Dreamforce Kicks Off With Emphasis On Salesforce Partner Enablement
Salesforce got its Dreamforce conference rolling Tuesday by revealing to its legions of partners plans to ease the process of doing business with the CRM leader.
The overarching vision behind several upgrades to the channel and technology partner programs is to "take the spirit of innovation and bring it to the business side of your relationship with Salesforce," Neeracha Taychakhoonavudh, Salesforce's channel chief, told partners in a keynote.
That involves several enablement initiatives targeting Salesforce implementers, as well as a long-term project to rebuild the entire backend infrastructure through which partners engage with the vendor, Taychakhoonavudh told Dreamforce attendees.
"The real focus is on automating and modernizing our infrastructure," Taychakhoonavudh said.
That "multi-year journey" includes the infrastructure that supports licensing, billing, invoicing and customer management.

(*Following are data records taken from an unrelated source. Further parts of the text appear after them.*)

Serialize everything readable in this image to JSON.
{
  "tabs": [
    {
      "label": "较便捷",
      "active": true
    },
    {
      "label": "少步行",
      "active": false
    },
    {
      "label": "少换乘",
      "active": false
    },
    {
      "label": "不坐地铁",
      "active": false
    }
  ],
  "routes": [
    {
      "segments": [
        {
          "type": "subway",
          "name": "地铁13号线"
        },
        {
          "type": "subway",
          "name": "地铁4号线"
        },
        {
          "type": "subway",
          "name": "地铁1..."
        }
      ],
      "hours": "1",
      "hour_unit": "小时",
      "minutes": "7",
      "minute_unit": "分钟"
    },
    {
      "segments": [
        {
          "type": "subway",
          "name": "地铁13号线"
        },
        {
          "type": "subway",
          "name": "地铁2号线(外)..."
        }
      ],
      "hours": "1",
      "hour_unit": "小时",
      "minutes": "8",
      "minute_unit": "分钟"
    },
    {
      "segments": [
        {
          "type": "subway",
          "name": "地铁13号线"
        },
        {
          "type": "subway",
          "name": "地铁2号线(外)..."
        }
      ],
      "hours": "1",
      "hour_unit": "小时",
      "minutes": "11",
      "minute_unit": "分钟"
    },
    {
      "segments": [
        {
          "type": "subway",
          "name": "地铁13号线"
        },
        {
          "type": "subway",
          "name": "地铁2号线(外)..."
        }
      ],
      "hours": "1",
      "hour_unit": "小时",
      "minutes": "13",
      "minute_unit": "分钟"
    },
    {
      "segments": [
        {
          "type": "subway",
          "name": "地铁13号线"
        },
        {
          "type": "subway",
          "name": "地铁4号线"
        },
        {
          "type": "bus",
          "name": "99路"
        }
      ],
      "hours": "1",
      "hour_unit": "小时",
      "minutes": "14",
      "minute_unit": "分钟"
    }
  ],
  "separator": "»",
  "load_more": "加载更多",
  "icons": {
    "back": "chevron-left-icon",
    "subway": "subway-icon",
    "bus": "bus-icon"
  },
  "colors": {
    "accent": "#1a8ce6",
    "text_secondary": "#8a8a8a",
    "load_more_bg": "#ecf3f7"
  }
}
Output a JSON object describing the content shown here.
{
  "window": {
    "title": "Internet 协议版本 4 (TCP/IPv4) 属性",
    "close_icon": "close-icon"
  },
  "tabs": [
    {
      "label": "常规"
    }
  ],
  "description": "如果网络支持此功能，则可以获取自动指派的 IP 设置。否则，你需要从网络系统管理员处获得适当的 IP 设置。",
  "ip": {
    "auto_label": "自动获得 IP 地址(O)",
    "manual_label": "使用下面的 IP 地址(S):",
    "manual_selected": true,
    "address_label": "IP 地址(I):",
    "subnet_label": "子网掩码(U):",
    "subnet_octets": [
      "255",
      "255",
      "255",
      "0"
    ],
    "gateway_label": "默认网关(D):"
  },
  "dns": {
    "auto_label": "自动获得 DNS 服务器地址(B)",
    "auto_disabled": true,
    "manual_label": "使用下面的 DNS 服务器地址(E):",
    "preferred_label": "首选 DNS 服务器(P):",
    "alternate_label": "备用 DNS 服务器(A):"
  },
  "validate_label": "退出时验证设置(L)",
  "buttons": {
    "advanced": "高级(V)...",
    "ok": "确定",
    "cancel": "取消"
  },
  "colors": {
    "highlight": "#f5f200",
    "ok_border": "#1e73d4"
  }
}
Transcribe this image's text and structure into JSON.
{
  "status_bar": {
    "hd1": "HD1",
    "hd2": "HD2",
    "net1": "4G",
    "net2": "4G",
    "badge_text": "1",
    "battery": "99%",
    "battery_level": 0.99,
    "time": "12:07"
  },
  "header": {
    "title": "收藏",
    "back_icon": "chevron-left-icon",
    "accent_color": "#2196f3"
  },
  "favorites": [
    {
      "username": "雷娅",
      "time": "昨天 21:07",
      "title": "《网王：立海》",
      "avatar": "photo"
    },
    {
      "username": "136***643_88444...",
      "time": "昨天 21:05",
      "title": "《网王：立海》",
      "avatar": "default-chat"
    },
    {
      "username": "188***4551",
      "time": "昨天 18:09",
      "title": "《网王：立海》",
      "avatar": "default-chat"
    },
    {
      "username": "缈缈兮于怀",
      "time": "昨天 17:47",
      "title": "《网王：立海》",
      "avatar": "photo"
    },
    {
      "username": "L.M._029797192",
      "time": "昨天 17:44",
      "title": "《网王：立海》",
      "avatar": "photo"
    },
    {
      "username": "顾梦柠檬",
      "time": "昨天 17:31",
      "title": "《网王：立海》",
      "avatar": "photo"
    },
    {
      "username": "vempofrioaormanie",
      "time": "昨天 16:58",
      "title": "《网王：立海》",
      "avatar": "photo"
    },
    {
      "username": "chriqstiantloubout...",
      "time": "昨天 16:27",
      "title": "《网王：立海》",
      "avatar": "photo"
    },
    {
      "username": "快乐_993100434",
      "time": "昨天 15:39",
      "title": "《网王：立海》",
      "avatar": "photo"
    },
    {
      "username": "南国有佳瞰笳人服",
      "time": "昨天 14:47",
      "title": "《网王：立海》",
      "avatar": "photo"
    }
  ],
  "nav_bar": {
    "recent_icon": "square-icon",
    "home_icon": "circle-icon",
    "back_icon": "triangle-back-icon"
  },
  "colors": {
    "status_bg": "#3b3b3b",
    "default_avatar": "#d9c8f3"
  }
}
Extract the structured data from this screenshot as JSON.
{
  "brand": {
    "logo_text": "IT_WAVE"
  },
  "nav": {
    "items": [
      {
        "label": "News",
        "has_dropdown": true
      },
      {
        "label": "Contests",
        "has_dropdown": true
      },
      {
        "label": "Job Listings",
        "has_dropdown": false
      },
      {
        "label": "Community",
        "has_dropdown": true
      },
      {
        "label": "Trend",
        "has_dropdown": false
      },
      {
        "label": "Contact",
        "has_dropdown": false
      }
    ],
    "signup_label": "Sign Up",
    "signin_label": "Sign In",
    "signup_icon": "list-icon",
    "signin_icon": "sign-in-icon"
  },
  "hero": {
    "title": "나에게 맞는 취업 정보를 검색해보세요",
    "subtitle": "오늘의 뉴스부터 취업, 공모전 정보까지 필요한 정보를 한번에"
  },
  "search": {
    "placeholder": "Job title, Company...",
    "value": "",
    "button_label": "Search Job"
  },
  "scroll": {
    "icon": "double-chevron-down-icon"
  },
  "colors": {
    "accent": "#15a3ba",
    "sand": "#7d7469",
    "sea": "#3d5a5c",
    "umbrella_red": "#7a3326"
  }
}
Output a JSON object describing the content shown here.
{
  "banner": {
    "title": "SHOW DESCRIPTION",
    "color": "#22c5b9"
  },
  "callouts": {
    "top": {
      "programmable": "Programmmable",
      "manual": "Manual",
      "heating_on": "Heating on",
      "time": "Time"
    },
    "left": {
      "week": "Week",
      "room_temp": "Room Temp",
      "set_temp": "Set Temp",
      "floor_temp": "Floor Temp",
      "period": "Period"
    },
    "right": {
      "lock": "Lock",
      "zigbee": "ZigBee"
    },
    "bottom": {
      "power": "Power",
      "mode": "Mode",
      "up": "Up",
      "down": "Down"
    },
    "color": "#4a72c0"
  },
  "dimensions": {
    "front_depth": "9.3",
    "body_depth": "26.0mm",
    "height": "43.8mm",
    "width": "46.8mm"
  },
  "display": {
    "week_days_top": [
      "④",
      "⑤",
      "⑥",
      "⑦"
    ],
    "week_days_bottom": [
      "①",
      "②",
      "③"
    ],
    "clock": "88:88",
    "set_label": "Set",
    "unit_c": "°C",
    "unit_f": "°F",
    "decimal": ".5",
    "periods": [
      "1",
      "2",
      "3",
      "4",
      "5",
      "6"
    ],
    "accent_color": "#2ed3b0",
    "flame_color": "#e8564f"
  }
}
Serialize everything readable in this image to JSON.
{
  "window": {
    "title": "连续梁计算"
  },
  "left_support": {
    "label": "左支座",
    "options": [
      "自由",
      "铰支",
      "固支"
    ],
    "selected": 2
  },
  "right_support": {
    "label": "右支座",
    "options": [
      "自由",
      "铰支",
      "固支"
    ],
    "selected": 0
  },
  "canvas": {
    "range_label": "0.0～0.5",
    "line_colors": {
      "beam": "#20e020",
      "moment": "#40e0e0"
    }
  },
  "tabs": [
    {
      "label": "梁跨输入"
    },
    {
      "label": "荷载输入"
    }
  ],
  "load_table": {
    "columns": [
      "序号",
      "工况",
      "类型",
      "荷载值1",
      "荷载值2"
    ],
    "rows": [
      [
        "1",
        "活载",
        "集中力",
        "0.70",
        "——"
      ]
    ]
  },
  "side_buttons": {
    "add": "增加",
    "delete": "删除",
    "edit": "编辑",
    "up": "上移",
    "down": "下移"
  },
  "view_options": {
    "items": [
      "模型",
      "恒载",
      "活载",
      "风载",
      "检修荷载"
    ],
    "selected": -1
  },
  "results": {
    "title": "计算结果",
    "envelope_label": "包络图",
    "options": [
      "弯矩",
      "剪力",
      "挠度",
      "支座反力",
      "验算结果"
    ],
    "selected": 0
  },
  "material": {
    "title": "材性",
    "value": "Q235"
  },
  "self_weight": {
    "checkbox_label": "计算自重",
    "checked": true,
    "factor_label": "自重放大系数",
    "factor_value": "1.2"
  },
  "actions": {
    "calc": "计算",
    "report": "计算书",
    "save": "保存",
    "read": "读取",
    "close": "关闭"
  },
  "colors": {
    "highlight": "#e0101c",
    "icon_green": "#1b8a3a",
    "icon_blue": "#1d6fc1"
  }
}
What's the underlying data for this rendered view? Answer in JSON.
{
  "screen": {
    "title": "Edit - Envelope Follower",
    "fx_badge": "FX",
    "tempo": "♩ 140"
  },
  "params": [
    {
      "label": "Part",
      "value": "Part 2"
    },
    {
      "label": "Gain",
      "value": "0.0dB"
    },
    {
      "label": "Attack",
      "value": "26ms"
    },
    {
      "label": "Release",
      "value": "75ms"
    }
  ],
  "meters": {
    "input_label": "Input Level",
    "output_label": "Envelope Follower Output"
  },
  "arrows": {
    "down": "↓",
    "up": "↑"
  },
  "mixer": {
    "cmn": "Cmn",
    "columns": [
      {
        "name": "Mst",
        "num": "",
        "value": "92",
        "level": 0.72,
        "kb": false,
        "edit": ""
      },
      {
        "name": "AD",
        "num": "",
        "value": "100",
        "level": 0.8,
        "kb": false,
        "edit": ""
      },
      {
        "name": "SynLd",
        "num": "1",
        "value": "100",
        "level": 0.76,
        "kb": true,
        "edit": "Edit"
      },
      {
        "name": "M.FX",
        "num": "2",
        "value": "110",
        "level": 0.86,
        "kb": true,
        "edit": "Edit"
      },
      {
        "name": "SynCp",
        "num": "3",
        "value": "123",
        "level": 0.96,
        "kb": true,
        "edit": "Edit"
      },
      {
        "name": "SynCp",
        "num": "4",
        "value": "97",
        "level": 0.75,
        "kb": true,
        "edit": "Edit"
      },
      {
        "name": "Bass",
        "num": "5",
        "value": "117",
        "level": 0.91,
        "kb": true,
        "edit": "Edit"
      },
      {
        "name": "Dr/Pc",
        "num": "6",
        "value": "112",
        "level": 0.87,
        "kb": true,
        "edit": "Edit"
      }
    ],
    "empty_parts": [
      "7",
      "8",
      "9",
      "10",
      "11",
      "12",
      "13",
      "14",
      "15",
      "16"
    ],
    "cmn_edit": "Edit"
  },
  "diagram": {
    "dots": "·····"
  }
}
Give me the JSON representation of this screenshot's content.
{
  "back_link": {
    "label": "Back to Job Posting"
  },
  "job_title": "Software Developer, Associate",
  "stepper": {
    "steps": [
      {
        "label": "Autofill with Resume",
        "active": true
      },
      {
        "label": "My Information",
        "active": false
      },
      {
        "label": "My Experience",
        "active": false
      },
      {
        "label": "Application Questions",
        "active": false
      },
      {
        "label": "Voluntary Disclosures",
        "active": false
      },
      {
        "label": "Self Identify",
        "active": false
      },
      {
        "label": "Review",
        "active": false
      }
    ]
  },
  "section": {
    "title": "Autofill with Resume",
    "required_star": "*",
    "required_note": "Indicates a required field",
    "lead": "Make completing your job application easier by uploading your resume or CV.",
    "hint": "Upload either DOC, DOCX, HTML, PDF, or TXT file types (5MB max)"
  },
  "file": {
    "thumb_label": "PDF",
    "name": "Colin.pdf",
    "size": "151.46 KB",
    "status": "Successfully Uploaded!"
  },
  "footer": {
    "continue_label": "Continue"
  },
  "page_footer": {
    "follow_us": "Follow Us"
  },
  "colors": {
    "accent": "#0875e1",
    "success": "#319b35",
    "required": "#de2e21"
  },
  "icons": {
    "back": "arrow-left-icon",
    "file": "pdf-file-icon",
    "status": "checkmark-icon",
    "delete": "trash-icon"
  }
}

The current system lacks automation, requiring manual touches inside Salesforce that partners might not notice, but ultimately these steps reduce efficiency and slow transaction processing. Salesforce opted to start rebuilding from the ground up, rather than gradually implement improvements, according to Taychakhoonavudh.
In the meantime, Salesforce is focusing on operational efficiency, having doubled the operations staff available to partners over the last year, accelerating the pace of case resolution.
Salesforce also introduced a nomenclature change on Tuesday for its technology partners — ISVs, from Dreamforce 2016 onward, will be regarded as App Innovation Partners.
The new title reflects an effort to "change the narrative" set by dated terminology, said Tyler Prince, executive vice president of alliances, in a news conference later in the day.
Some quick research revealed the term Independent Software Vendor goes back to the early days of IBM computing and, for many reasons, isn't the best choice of language, Prince said.
"It's 50 years old," Prince said. "That doesn't represent what we are."
For starters, when stressing the connectivity of solutions in the ecosystem, he said, "independent is not a good word."
Salesforce unveiled a new developer environment for those newly rebranded partners: Salesforce DX.
Adam Seligman, executive vice president of Salesforce's App Cloud, told App Innovation Partners the upgraded developer experience will empower them to build and deliver apps faster through source-driven development.
DX will make it easier for developers to work together as teams, Seligman said.
Howard Moore, CEO of Keste, a Salesforce partner based in Dallas, Tex., told CRN that Salesforce has shown an extraordinary interest of late in leading partners to a "unified and modern approach" to developing solutions on its Lightning platform.
"They're saying this is the way we want you to develop [apps] going forward. It's bringing them into 2016 and beyond," Moore told CRN.
For both consulting and technology partners, Salesforce wants to streamline onboarding, add training opportunities, and improve operational support, Taychakhoonavudh said.
Another pain point Salesforce is looking to ease for technology partners is the security verification process for new solutions offered on the AppExchange marketplace.
While the technical evaluation is "the gold standard" and "not negotiable," Taychakhoonavudh said, a new program called Security Review FastTrack expedites the process with pre-screening assistance.
As far as training, Taychakhoonavudh encouraged partners to leverage Trailhead, an environment the company introduced to offer a "role-based learning journey."
In the two weeks before Dreamforce, she said, 23 new modules of content were released on Trailhead.
The channel chief also encouraged partners to give a try to "brain dating" while attending the conference, a new partner-to-partner networking program that helps partners connect and share expertise.
Eric Berridge, CEO of Bluewolf, a Salesforce partner owned by IBM, told CRN the partner program upgrades come amid a big push to expand the number of certified consultants within the ecosystem.
"Where Salesforce is investing a lot of time and energy, it's how they educate people on the platform," Berridge said.
Trailhead, specifically, is "a big emphasis at Dreamforce this year," Berridge said. "Which is a little bit of a pivot for them because they've always been so product-centric, but a lot of the innovation is now around enablement."
For a global partner like Bluewolf that wants to be first to market with new Salesforce products, the most important service Salesforce can provide is alignment around cutting-edge technologies, like the upcoming Einstein artificial intelligence platform.
"What we need Salesforce to do is quickly enable us around their acquisitions and their new products," Berridge said.
That means quick and comprehensive collaboration when implementing the latest solutions for joint customers.
"It can get tricky figuring out how to get those products to work together, and we need Salesforce to provide resources and knowledge around those areas," Berridge said. "We're willing to take a risk there. We're one of those companies that want to jump in and help Salesforce figure it out."
Salesforce also announced the addition of two new certifications as part of a revamped Certified Architect Framework: System Architect and Application Architect.